A Through G, Brian Glaser Jan 2007

A Through G, Brian Glaser

English Faculty Creative Works

No abstract provided.


Masculine Fecundity And ‘Overinclusiveness’: Imagery Of Pregnancy In Wallace Stevens’ Poetry, Brian Glaser Jan 2007

Masculine Fecundity And ‘Overinclusiveness’: Imagery Of Pregnancy In Wallace Stevens’ Poetry, Brian Glaser

English Faculty Articles and Research

This article reflects on the imagery of pregnancy in the poetry of Wallace Stevens. It notes that the decision of Stevens to change the use of imagery of pregnancy indicates something about a development in his inner life. The images of his later poems show a diminishment of his earlier tendency to associate birth with death which is a sign of his increasing tolerance of the envious desire to be pregnant. The imagination of Stevens matured over twenty years and the changes in images of pregnancy are a measure of that change.


Even Santa Has Bad Days: The Rainy Day Christmas Card, Charles "Chip" Kaufmann Jan 2007

Even Santa Has Bad Days: The Rainy Day Christmas Card, Charles "Chip" Kaufmann

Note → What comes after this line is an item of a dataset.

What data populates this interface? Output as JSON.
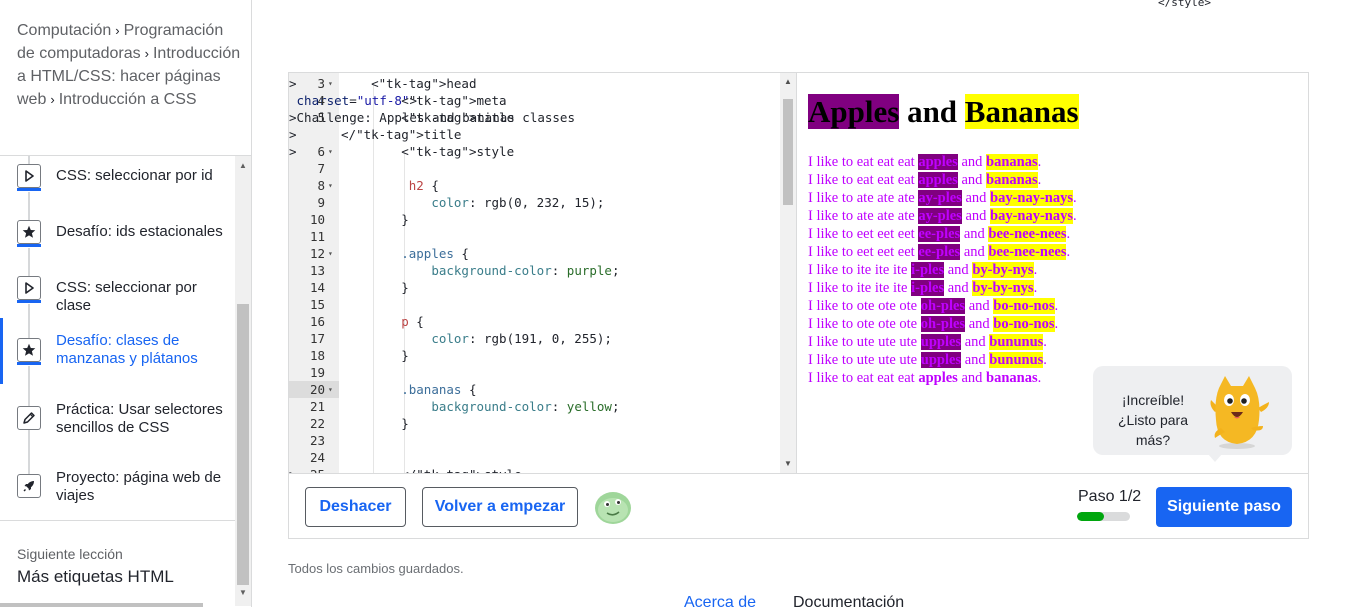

Maine History

The Rainy Day Christmas Card, donated to the Maine Historical Society Library by Earl Shettleworth, was designed by Rafael Tuck & Sons in London and printed in the 1880s or 1890s at the First Fine Arts Works Studios, Saxony. Other Victorian Christmas cards produced by Tuck (1821-1900) contain similarly un-Christmas-like images: a bouquet of damask roses; wild flowers; apple blossoms; green Scottish heathland; idyllic fishing nets in a rural village; a country churchyard with newly-green birch trees beyond a waterfall. Clearly, behind the clouds of an English Christmas, somewhere, the sun must be shining.